Summing up thus far, the Crisis was not only Financial, but a serious PR and Political one as well, thereby confirming one of the major features of all Crises. Namely, no Crisis is Ever a single Crisis. It’s nothing less than a series of multiple, highly interrelated Crises. Indeed, each of the Crises are both the cause and effects of one another.
All of this is a prelude to the role of other Stakeholders. Without a doubt one of the most arcane is Anthony Comstock, a religious fundamentalist, who in 1873 gave rise to a Federal Law named after him. The Comstock Act made it a crime to distribute by mail any medication that could be used for preventing conception or inducing Abortions.
Shaunna Thomas, Executive Director of UltraViolet, a Feminist group, said of Walgreens that while it clarified why it was doing what it did, it did not say enough to dispel the fear that it caused. In response to a petition by her group, some 75,000 said that they are in favor of asking all pharmacies to continue providing Mifepristone and to stop doing business with Walgreens.
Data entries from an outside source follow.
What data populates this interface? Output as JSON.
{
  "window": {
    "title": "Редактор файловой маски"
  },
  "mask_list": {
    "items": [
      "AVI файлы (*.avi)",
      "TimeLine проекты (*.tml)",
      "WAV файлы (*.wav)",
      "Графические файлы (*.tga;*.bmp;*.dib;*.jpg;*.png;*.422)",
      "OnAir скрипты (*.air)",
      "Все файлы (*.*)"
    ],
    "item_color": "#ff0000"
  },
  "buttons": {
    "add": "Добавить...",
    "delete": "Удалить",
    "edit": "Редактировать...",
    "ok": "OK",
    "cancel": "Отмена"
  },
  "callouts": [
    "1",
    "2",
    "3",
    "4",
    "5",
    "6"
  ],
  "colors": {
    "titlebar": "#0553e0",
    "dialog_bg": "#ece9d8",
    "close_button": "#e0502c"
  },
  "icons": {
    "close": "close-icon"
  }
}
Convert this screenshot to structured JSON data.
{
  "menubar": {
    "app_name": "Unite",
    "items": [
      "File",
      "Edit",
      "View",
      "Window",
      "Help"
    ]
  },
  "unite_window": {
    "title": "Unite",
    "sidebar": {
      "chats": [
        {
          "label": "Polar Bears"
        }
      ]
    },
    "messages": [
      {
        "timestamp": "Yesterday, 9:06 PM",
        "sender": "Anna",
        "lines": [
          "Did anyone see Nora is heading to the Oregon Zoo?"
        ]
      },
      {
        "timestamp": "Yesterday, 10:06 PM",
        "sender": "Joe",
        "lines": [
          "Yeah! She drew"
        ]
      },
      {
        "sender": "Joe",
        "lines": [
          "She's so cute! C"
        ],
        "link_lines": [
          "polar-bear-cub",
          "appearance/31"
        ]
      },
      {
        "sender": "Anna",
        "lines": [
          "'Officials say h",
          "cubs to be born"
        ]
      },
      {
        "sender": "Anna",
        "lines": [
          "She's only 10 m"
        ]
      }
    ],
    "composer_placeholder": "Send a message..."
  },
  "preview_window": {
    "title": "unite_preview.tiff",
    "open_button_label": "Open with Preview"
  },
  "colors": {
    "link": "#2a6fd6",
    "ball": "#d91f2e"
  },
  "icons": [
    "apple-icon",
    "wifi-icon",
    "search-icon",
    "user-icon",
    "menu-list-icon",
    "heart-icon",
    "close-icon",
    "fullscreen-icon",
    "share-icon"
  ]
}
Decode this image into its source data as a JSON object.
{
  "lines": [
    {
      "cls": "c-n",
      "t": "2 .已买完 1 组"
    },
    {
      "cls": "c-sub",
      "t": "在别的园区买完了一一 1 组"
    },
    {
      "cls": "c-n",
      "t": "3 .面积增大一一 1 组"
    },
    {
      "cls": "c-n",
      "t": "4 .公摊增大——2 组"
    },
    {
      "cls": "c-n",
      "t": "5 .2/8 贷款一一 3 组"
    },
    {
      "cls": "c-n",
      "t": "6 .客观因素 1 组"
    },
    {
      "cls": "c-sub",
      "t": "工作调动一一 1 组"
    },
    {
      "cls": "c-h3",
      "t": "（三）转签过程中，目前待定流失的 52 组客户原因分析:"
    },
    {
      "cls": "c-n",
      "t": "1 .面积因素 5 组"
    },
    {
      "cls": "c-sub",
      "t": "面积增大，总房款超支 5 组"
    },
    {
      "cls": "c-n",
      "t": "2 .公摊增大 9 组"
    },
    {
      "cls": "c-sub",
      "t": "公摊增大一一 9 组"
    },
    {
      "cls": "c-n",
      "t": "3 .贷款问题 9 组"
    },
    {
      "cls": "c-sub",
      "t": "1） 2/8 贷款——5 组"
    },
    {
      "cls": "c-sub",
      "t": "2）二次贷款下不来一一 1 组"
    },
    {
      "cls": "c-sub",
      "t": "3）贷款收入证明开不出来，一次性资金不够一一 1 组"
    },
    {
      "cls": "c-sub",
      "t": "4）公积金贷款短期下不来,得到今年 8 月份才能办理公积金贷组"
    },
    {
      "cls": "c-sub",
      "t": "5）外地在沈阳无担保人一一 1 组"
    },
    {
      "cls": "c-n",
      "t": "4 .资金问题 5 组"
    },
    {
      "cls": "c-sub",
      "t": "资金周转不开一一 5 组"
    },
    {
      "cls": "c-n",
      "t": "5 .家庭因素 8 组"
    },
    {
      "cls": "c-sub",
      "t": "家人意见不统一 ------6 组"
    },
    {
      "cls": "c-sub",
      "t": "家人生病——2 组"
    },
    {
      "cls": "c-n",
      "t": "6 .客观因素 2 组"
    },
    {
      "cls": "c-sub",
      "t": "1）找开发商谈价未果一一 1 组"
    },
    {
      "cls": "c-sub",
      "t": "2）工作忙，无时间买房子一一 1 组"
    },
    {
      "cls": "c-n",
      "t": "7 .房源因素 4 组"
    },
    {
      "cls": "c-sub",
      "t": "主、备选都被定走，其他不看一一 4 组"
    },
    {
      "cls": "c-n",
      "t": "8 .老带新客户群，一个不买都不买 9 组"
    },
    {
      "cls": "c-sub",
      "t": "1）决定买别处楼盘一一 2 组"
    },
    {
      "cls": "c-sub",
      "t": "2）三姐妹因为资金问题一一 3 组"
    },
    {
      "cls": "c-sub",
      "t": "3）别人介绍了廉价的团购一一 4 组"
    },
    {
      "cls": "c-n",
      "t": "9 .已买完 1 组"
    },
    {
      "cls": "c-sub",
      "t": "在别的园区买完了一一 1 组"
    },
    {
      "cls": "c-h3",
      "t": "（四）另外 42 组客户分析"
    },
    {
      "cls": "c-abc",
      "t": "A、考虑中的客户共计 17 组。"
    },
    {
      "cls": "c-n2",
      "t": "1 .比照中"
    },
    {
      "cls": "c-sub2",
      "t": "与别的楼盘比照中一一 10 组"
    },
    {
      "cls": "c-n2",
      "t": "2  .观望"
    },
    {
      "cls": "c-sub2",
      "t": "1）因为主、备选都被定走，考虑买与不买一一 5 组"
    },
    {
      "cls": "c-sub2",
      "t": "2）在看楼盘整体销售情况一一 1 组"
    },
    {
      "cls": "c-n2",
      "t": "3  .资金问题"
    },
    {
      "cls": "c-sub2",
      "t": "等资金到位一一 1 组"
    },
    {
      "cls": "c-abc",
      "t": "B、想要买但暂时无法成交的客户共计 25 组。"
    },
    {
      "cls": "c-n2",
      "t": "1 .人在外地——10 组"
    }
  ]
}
Among the other Stakeholders are the other major pharmacies such as CVS and Rite Aid, who have yet to declare where they stand. The FDA is involved as well. Indeed, it’s being sued in Texas by Abortion opponents who claim that it failed to consider the dangers of the medication when it approved it.
In addition, the Justice Department said that the 1873 Comstock Law did not prohibit the mailing of Mifepristone or other medications to any State unless the “sender intends them to be used for unlawful purposes”.
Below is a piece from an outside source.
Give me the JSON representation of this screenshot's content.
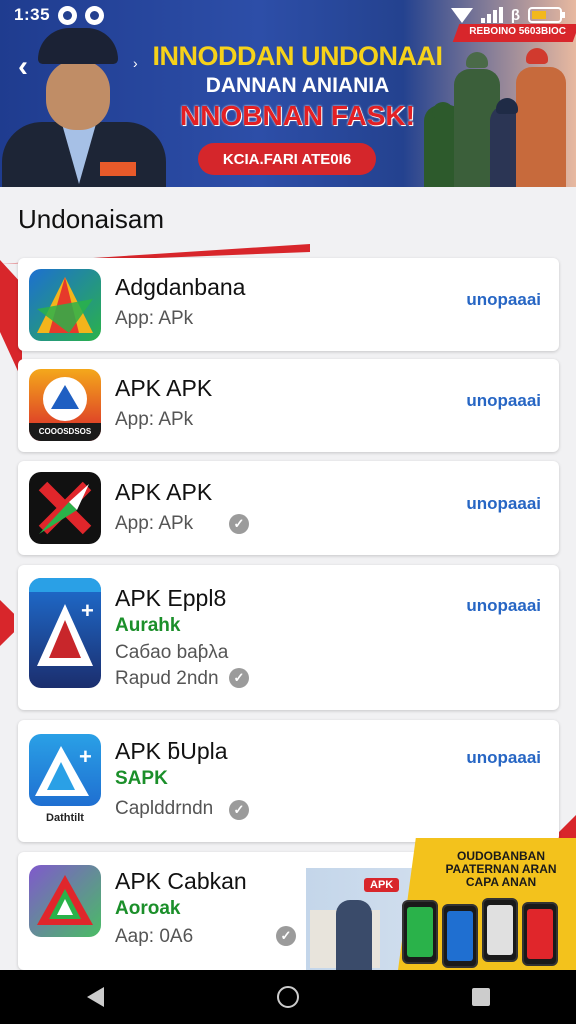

Even the most cursory review of the above is enough to establish that virtually all of the Stakeholders are not on Walgreens’ side. It’s what makes a Crisis a Crisis.
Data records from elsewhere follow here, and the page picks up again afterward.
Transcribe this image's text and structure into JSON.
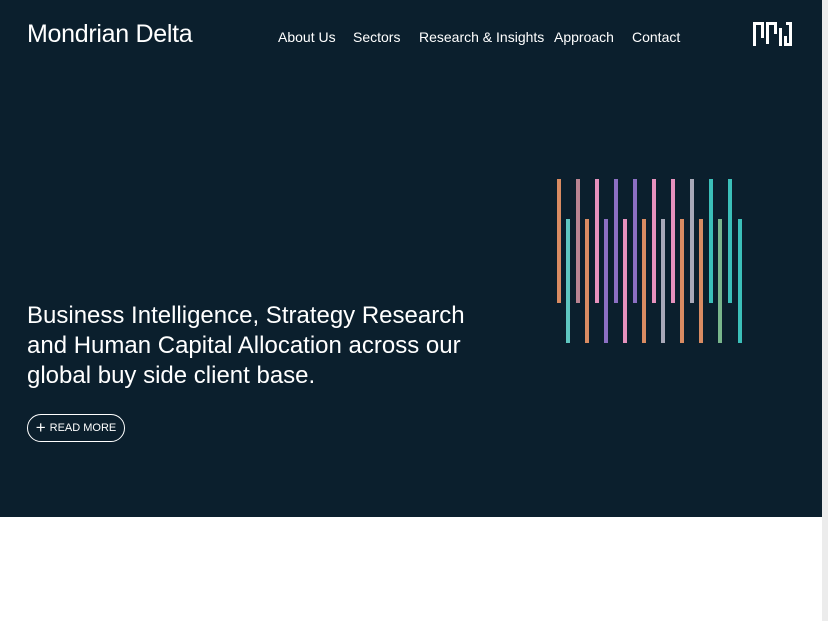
{
  "brand": {
    "name": "Mondrian Delta"
  },
  "nav": {
    "items": [
      {
        "label": "About Us"
      },
      {
        "label": "Sectors"
      },
      {
        "label": "Research & Insights"
      },
      {
        "label": "Approach"
      },
      {
        "label": "Contact"
      }
    ]
  },
  "hero": {
    "headline": "Business Intelligence, Strategy Research and Human Capital Allocation across our global buy side client base.",
    "cta_label": "READ MORE",
    "cta_icon": "plus-icon",
    "background_color": "#0b1f2d",
    "bar_palette": [
      "#d98b62",
      "#5fc6c0",
      "#b98492",
      "#e691bd",
      "#8c6fc3",
      "#a8a8b8",
      "#3bbfb9",
      "#79b68c"
    ]
  },
  "logo": {
    "icon": "mondrian-delta-mark-icon"
  }
}
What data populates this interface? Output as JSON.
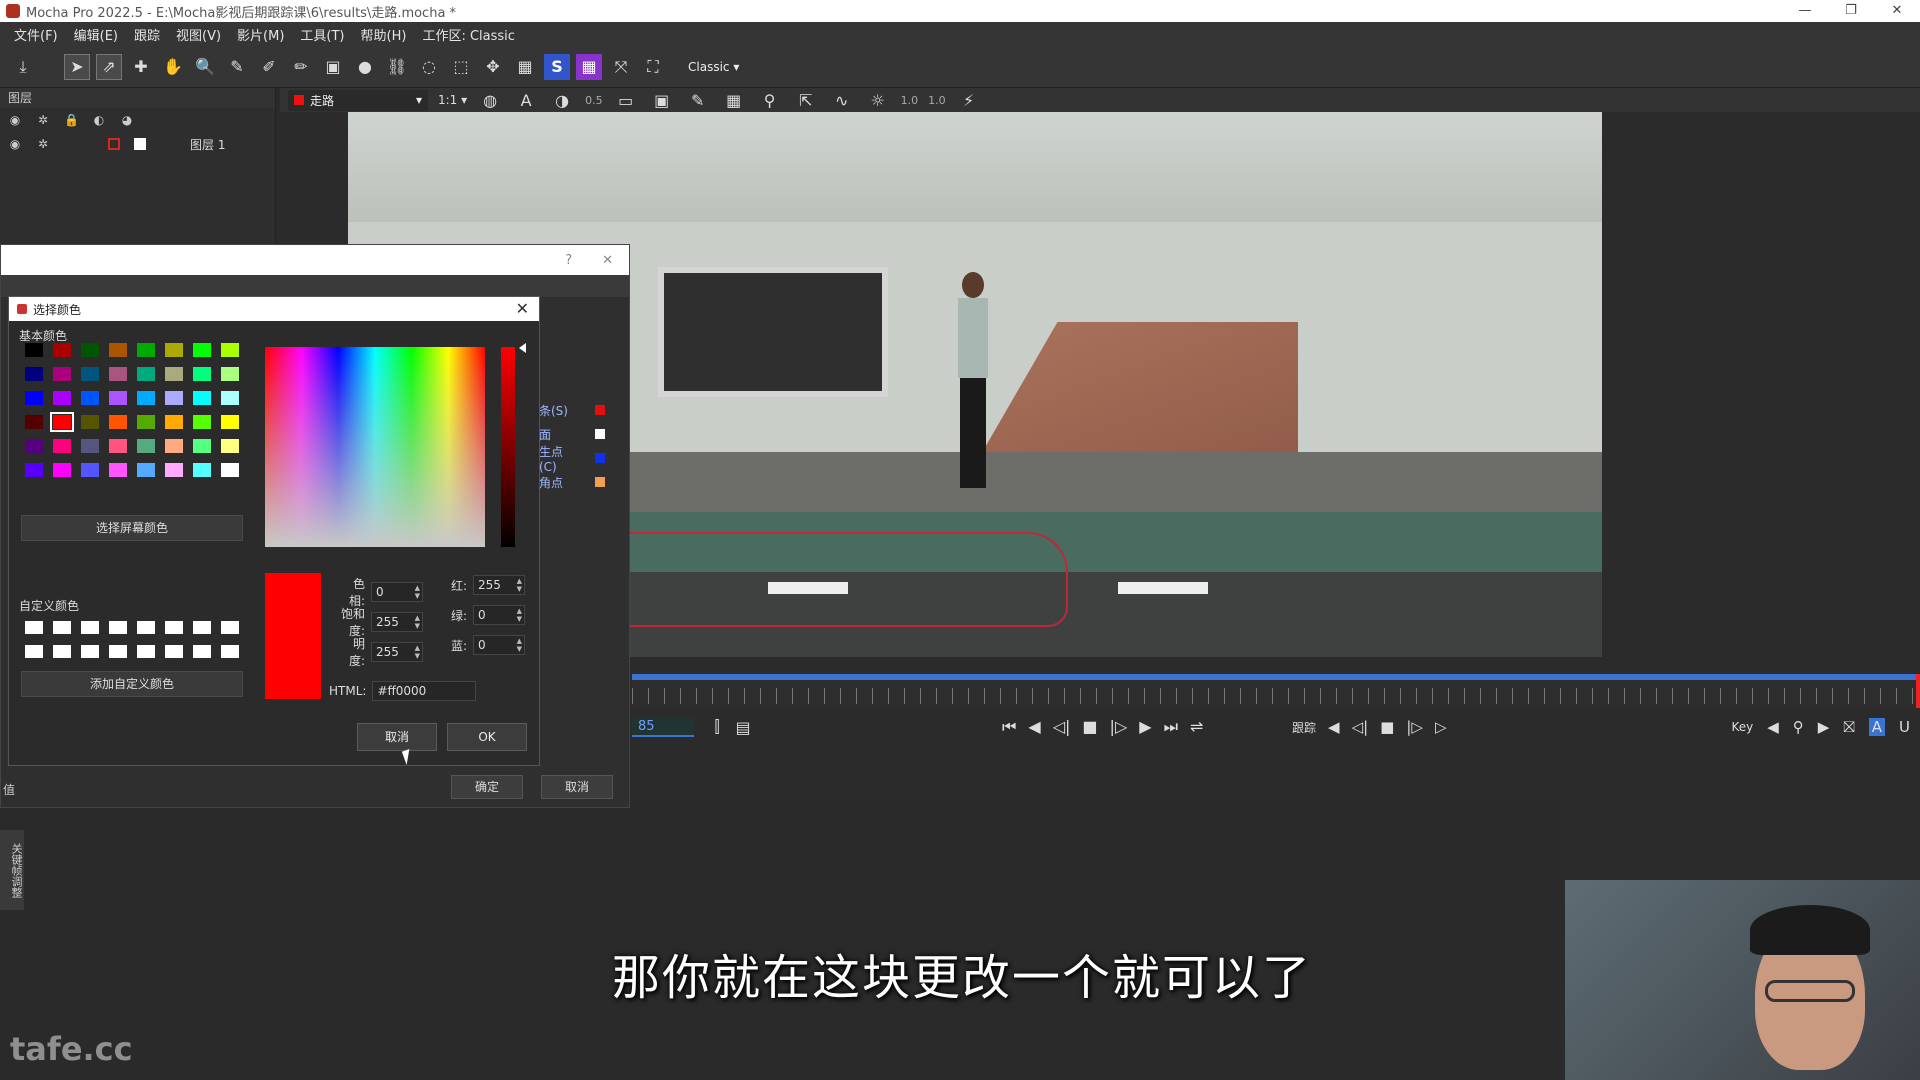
{
  "app": {
    "title": "Mocha Pro 2022.5 - E:\\Mocha影视后期跟踪课\\6\\results\\走路.mocha *",
    "window_controls": [
      "—",
      "❐",
      "✕"
    ]
  },
  "menu": [
    "文件(F)",
    "编辑(E)",
    "跟踪",
    "视图(V)",
    "影片(M)",
    "工具(T)",
    "帮助(H)",
    "工作区: Classic"
  ],
  "toolbar": {
    "workspace_select": "Classic"
  },
  "layers_panel": {
    "title": "图层",
    "layer_name": "图层 1"
  },
  "viewer": {
    "clip_name": "走路",
    "zoom": "1:1",
    "value_a": "0.5",
    "value_b": "1.0",
    "value_c": "1.0"
  },
  "transport": {
    "frame": "85",
    "track_label": "跟踪",
    "key_label": "Key"
  },
  "parent_dialog": {
    "labels": [
      {
        "text": "条(S)",
        "color": "#e01010"
      },
      {
        "text": "面",
        "color": "#ffffff"
      },
      {
        "text": "生点(C)",
        "color": "#1030ee"
      },
      {
        "text": "角点",
        "color": "#f0a050"
      }
    ],
    "confirm": "确定",
    "cancel": "取消",
    "value_label": "值"
  },
  "color_dialog": {
    "title": "选择颜色",
    "basic_colors_label": "基本颜色",
    "pick_screen_color": "选择屏幕颜色",
    "custom_colors_label": "自定义颜色",
    "add_custom_color": "添加自定义颜色",
    "hue_label": "色相:",
    "hue": "0",
    "sat_label": "饱和度:",
    "sat": "255",
    "val_label": "明度:",
    "val": "255",
    "red_label": "红:",
    "red": "255",
    "green_label": "绿:",
    "green": "0",
    "blue_label": "蓝:",
    "blue": "0",
    "html_label": "HTML:",
    "html": "#ff0000",
    "cancel": "取消",
    "ok": "OK",
    "current_color": "#ff0000",
    "basic_colors": [
      "#000000",
      "#aa0000",
      "#005500",
      "#aa5500",
      "#00aa00",
      "#aaaa00",
      "#00ff00",
      "#aaff00",
      "#00007f",
      "#aa007f",
      "#00557f",
      "#aa557f",
      "#00aa7f",
      "#aaaa7f",
      "#00ff7f",
      "#aaff7f",
      "#0000ff",
      "#aa00ff",
      "#0055ff",
      "#aa55ff",
      "#00aaff",
      "#aaaaff",
      "#00ffff",
      "#aaffff",
      "#550000",
      "#ff0000",
      "#555500",
      "#ff5500",
      "#55aa00",
      "#ffaa00",
      "#55ff00",
      "#ffff00",
      "#55007f",
      "#ff007f",
      "#55557f",
      "#ff557f",
      "#55aa7f",
      "#ffaa7f",
      "#55ff7f",
      "#ffff7f",
      "#5500ff",
      "#ff00ff",
      "#5555ff",
      "#ff55ff",
      "#55aaff",
      "#ffaaff",
      "#55ffff",
      "#ffffff"
    ]
  },
  "subtitle": "那你就在这块更改一个就可以了",
  "watermark": "tafe.cc",
  "side_tab": "关键帧调整"
}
On a personal note, my local Walgreens in Berkeley where I live has been going out of business for weeks. So much so that I’ve switched to another chain. It’s closed on the weekends, and it’s been closed on and off for weeks so that it’s clearly in trouble. Retaining Pharmacists is a big part of the problem.
We live in troubled times marked by Crisis after Crisis. Sadly, I see little evidence that we’re becoming better prepared by learning from previous Crises.
[i] Pam Belluck and Julie Creswell, “Walgreens Under Fire for Not Offering Abortion Pill in 21 States,” The New York Times, Wednesday, March 8, 2023, PP B1 and B5; Sophia Bollag and Bob Egelko, “No Renewal for Walgreens deal,” The San Francisco Chronicle, Thursday, March 9, 2023, PP A1 and A7.
Ian I. Mitroff is credited as being one of the principal founders of the modern field of Crisis Management. He has a BS, MS, and a PhD in Engineering and the Philosophy of Social Systems Science from UC Berkeley. He Is Professor Emeritus from the Marshall School of Business and the Annenberg School of Communication at USC. Currently, he is a Senior Research Affiliate in the Center for Catastrophic Risk Management, UC Berkeley. He is a Fellow of the American Psychological Association, the American Association for the Advancement of Science, and the American Academy of Management. He has published 41 books. His latest is: The Socially Responsible Organization: Lessons from Covid, Springer, New York, 2022.